Personnel with the 502nd Civil Engineer Group are “treating rooms with a regimen that includes a bleaching process as well as utilizing dehumidifiers, removing and replacing carpet with vinyl planks, and installing ceiling fans,” according to a July 30 Air Force statement.
The media coverage appears to have prompted the Air Force to recommend that other installations across the service conduct inspections at their base dorms.
“Leveraging lessons learned, the Air Force Civil Engineer Center shared the Joint Base San Antonio experience along with a recommendation that other installations also inspect their dormitories,” Robert J. Leese, a spokesman for the Secretary of the Air Force, told Task & Purpose.
“Additionally, the Air Force is inspecting Air Force dormitories in high-risk areas both within and outside of the United States to gauge the extent of mold problems,” he added. “Results of those inspections will inform any additional actions to protect the health and well-being of our Airmen.”
Despite the efforts of commanders with the 502nd to deal with the mold and to ensure healthy and safe conditions for the service members who live, work, and train on base, there’s both concern and frustration that Air Force officials only took action once the issue became public.
Recent posts about the mold at Lackland on the 502nd Air Base Wing commander’s Facebook page are riddled with comments from current and former airmen and their families, which largely amount to: We’ve been complaining about this for a while now. Case in point: these photos from four years ago that were shared by Air Force amn/nco/snco:
According to a statement from the Air Education and Training Command, the “502nd [Air Base Wing] command team was made aware of the situation on July 23 and we are thankful to the Airmen who brought this issue to light.”
However, Air Force amn/nco/snco posted a series of screenshots on July 26 purportedly showing an excel spreadsheet noting mold in dorm rooms at the Lackland dormitories that was dated July 11, 2019 — more than two weeks before the 502nd was reportedly informed of the issue.
A spokesperson for AETC did not respond to request for comment on the slide’s authenticity at the time of publication.
“The [Military Training Leader] who sent it to me said that’s pretty much been the condition for the last few years, since he’s been there, and he mentioned the MTL before him said ‘yeah, it’s pretty much been like that since my tour,'” the administrator for Air Force amn/nco/snco, himself a retired senior noncommissioned officer, told Task & Purpose by phone, under the condition that his name not be used. “It’s been going on, minimum, since 2014, but so many people commented and messaged me, that it seems to go back over a decade, easily.”
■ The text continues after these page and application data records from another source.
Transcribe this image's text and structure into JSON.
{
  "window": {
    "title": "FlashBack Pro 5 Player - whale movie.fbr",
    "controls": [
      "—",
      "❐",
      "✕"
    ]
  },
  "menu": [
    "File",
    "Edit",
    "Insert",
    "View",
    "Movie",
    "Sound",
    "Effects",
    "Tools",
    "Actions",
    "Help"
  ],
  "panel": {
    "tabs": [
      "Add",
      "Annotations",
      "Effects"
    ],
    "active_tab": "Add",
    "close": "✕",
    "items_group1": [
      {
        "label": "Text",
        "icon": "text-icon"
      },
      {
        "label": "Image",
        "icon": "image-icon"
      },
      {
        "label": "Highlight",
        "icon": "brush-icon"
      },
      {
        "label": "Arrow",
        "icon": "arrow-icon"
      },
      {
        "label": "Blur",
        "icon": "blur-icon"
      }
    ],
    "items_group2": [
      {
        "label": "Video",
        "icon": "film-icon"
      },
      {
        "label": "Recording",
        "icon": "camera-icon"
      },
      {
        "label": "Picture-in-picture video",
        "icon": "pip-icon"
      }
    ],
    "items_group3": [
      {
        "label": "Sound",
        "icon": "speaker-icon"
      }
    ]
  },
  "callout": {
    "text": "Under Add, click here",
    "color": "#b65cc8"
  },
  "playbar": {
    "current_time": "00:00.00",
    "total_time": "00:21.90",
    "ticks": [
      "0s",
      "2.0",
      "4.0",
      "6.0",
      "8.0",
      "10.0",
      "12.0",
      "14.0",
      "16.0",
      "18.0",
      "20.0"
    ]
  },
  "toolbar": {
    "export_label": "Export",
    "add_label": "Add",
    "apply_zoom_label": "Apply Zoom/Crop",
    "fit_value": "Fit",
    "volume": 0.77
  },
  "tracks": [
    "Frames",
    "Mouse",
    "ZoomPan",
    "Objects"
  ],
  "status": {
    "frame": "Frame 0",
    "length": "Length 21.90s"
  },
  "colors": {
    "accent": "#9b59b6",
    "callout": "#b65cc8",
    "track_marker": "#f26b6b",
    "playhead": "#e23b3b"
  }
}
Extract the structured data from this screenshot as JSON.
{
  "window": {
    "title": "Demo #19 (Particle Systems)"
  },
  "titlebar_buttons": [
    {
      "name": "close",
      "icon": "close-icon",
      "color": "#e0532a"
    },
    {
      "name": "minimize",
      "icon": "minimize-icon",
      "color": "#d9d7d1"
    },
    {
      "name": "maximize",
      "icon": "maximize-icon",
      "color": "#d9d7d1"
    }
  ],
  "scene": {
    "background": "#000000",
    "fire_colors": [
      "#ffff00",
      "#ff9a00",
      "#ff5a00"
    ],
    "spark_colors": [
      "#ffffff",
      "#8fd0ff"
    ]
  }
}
“You have to think about this, these dorms, they get inspected constantly,” he said, adding that he’s received messages from between 20 and 30 airmen who are currently at Lackland. “They’ve been tracked and I have no doubt that this has been known and kicked down the road for a long, long time. It’s almost laughable to think that, supposedly, that it’s been known now since July 23, 2019.”
Regardless of when commanders at Joint Base San Antonio became aware of the mold issues, it’s certainly being looked into now. But frankly, that reminds me an old military adage that’s usually delivered sarcastically by commanders or senior enlisted personnel at formation: If you have a problem, call your Congressman. Translation? You’re shit out of luck, and this is only getting fixed if you raise hell about it.
In light of the Air Force’s response to the mold issue at Lackland, that may need to be updated to: If you have a problem, take pictures of it and post it on Facebook. That, at least, seems to get results.